_Material provided_.
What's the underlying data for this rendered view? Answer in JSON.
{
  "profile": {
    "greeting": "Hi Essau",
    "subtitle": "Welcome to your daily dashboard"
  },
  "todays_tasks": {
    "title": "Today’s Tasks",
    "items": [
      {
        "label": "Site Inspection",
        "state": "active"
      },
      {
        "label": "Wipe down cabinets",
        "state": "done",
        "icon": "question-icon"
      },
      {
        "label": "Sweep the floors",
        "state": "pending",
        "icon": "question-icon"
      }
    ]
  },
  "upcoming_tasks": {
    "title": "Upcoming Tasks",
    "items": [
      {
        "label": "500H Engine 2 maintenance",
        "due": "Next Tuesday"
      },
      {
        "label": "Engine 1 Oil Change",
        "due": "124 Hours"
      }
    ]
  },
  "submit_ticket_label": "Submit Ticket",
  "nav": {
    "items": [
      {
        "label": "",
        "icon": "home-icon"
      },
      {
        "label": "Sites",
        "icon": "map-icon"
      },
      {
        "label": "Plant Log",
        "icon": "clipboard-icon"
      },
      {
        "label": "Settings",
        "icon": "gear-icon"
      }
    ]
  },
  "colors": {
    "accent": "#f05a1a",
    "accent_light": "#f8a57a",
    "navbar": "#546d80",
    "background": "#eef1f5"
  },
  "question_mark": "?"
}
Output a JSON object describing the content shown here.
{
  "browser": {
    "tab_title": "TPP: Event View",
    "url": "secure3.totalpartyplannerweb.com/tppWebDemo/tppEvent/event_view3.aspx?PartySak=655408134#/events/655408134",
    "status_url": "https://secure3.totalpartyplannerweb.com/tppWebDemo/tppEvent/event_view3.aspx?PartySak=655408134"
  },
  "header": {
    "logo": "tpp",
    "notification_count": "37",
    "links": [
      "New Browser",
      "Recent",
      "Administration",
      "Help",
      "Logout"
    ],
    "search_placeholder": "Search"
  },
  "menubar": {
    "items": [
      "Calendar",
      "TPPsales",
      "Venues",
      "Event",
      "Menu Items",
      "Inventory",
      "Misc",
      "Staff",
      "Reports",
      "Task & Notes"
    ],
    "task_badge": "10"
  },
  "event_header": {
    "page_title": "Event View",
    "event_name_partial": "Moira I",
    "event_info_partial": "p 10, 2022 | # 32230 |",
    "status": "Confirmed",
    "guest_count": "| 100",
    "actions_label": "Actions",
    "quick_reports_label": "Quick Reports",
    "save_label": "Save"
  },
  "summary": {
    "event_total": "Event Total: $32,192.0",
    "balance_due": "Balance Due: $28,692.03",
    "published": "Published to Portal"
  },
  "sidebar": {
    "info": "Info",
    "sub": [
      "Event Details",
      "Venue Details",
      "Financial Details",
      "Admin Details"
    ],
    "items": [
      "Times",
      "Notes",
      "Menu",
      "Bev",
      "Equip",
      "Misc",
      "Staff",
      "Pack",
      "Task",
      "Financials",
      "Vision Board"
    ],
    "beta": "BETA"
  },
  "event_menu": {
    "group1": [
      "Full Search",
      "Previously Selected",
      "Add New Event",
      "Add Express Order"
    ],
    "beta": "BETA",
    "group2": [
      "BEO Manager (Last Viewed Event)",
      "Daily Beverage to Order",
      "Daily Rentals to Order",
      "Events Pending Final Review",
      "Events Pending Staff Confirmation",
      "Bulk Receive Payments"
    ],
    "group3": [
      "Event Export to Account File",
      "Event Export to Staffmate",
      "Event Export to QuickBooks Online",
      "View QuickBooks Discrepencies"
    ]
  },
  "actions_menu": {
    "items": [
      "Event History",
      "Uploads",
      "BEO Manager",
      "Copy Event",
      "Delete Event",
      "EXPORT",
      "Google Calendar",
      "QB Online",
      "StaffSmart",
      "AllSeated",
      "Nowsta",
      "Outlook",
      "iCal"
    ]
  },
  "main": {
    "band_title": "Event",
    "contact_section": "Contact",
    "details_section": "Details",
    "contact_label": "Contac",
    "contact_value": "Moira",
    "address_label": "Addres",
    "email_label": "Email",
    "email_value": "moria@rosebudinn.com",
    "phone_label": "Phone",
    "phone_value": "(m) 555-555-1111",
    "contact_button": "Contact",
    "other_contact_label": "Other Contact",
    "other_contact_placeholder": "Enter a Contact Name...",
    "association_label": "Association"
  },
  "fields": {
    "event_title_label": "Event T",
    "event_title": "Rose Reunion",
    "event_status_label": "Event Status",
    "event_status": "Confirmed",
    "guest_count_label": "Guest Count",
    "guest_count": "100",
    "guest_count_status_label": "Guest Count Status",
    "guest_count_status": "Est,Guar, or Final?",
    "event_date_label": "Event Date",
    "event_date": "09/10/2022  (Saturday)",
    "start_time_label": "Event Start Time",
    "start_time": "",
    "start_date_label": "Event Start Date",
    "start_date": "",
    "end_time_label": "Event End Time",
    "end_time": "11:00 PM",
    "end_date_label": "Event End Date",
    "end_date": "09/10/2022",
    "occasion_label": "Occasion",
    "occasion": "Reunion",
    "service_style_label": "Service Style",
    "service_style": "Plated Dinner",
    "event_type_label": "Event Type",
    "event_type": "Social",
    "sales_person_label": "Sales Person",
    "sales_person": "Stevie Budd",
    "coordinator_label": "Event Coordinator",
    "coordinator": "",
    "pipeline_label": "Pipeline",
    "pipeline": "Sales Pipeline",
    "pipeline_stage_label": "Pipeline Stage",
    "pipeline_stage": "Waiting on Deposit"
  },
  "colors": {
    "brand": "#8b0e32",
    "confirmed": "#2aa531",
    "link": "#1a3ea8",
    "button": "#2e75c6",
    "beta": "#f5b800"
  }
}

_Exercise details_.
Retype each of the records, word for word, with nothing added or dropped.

_Answer area_.
What's the underlying data for this rendered view? Answer in JSON.
{
  "profile": {
    "greeting": "Hi Essau",
    "subtitle": "Welcome to your daily dashboard"
  },
  "todays_tasks": {
    "title": "Today’s Tasks",
    "items": [
      {
        "label": "Site Inspection",
        "state": "active"
      },
      {
        "label": "Wipe down cabinets",
        "state": "done",
        "icon": "question-icon"
      },
      {
        "label": "Sweep the floors",
        "state": "pending",
        "icon": "question-icon"
      }
    ]
  },
  "upcoming_tasks": {
    "title": "Upcoming Tasks",
    "items": [
      {
        "label": "500H Engine 2 maintenance",
        "due": "Next Tuesday"
      },
      {
        "label": "Engine 1 Oil Change",
        "due": "124 Hours"
      }
    ]
  },
  "submit_ticket_label": "Submit Ticket",
  "nav": {
    "items": [
      {
        "label": "",
        "icon": "home-icon"
      },
      {
        "label": "Sites",
        "icon": "map-icon"
      },
      {
        "label": "Plant Log",
        "icon": "clipboard-icon"
      },
      {
        "label": "Settings",
        "icon": "gear-icon"
      }
    ]
  },
  "colors": {
    "accent": "#f05a1a",
    "accent_light": "#f8a57a",
    "navbar": "#546d80",
    "background": "#eef1f5"
  },
  "question_mark": "?"
}
Output a JSON object describing the content shown here.
{
  "browser": {
    "tab_title": "TPP: Event View",
    "url": "secure3.totalpartyplannerweb.com/tppWebDemo/tppEvent/event_view3.aspx?PartySak=655408134#/events/655408134",
    "status_url": "https://secure3.totalpartyplannerweb.com/tppWebDemo/tppEvent/event_view3.aspx?PartySak=655408134"
  },
  "header": {
    "logo": "tpp",
    "notification_count": "37",
    "links": [
      "New Browser",
      "Recent",
      "Administration",
      "Help",
      "Logout"
    ],
    "search_placeholder": "Search"
  },
  "menubar": {
    "items": [
      "Calendar",
      "TPPsales",
      "Venues",
      "Event",
      "Menu Items",
      "Inventory",
      "Misc",
      "Staff",
      "Reports",
      "Task & Notes"
    ],
    "task_badge": "10"
  },
  "event_header": {
    "page_title": "Event View",
    "event_name_partial": "Moira I",
    "event_info_partial": "p 10, 2022 | # 32230 |",
    "status": "Confirmed",
    "guest_count": "| 100",
    "actions_label": "Actions",
    "quick_reports_label": "Quick Reports",
    "save_label": "Save"
  },
  "summary": {
    "event_total": "Event Total: $32,192.0",
    "balance_due": "Balance Due: $28,692.03",
    "published": "Published to Portal"
  },
  "sidebar": {
    "info": "Info",
    "sub": [
      "Event Details",
      "Venue Details",
      "Financial Details",
      "Admin Details"
    ],
    "items": [
      "Times",
      "Notes",
      "Menu",
      "Bev",
      "Equip",
      "Misc",
      "Staff",
      "Pack",
      "Task",
      "Financials",
      "Vision Board"
    ],
    "beta": "BETA"
  },
  "event_menu": {
    "group1": [
      "Full Search",
      "Previously Selected",
      "Add New Event",
      "Add Express Order"
    ],
    "beta": "BETA",
    "group2": [
      "BEO Manager (Last Viewed Event)",
      "Daily Beverage to Order",
      "Daily Rentals to Order",
      "Events Pending Final Review",
      "Events Pending Staff Confirmation",
      "Bulk Receive Payments"
    ],
    "group3": [
      "Event Export to Account File",
      "Event Export to Staffmate",
      "Event Export to QuickBooks Online",
      "View QuickBooks Discrepencies"
    ]
  },
  "actions_menu": {
    "items": [
      "Event History",
      "Uploads",
      "BEO Manager",
      "Copy Event",
      "Delete Event",
      "EXPORT",
      "Google Calendar",
      "QB Online",
      "StaffSmart",
      "AllSeated",
      "Nowsta",
      "Outlook",
      "iCal"
    ]
  },
  "main": {
    "band_title": "Event",
    "contact_section": "Contact",
    "details_section": "Details",
    "contact_label": "Contac",
    "contact_value": "Moira",
    "address_label": "Addres",
    "email_label": "Email",
    "email_value": "moria@rosebudinn.com",
    "phone_label": "Phone",
    "phone_value": "(m) 555-555-1111",
    "contact_button": "Contact",
    "other_contact_label": "Other Contact",
    "other_contact_placeholder": "Enter a Contact Name...",
    "association_label": "Association"
  },
  "fields": {
    "event_title_label": "Event T",
    "event_title": "Rose Reunion",
    "event_status_label": "Event Status",
    "event_status": "Confirmed",
    "guest_count_label": "Guest Count",
    "guest_count": "100",
    "guest_count_status_label": "Guest Count Status",
    "guest_count_status": "Est,Guar, or Final?",
    "event_date_label": "Event Date",
    "event_date": "09/10/2022  (Saturday)",
    "start_time_label": "Event Start Time",
    "start_time": "",
    "start_date_label": "Event Start Date",
    "start_date": "",
    "end_time_label": "Event End Time",
    "end_time": "11:00 PM",
    "end_date_label": "Event End Date",
    "end_date": "09/10/2022",
    "occasion_label": "Occasion",
    "occasion": "Reunion",
    "service_style_label": "Service Style",
    "service_style": "Plated Dinner",
    "event_type_label": "Event Type",
    "event_type": "Social",
    "sales_person_label": "Sales Person",
    "sales_person": "Stevie Budd",
    "coordinator_label": "Event Coordinator",
    "coordinator": "",
    "pipeline_label": "Pipeline",
    "pipeline": "Sales Pipeline",
    "pipeline_stage_label": "Pipeline Stage",
    "pipeline_stage": "Waiting on Deposit"
  },
  "colors": {
    "brand": "#8b0e32",
    "confirmed": "#2aa531",
    "link": "#1a3ea8",
    "button": "#2e75c6",
    "beta": "#f5b800"
  }
}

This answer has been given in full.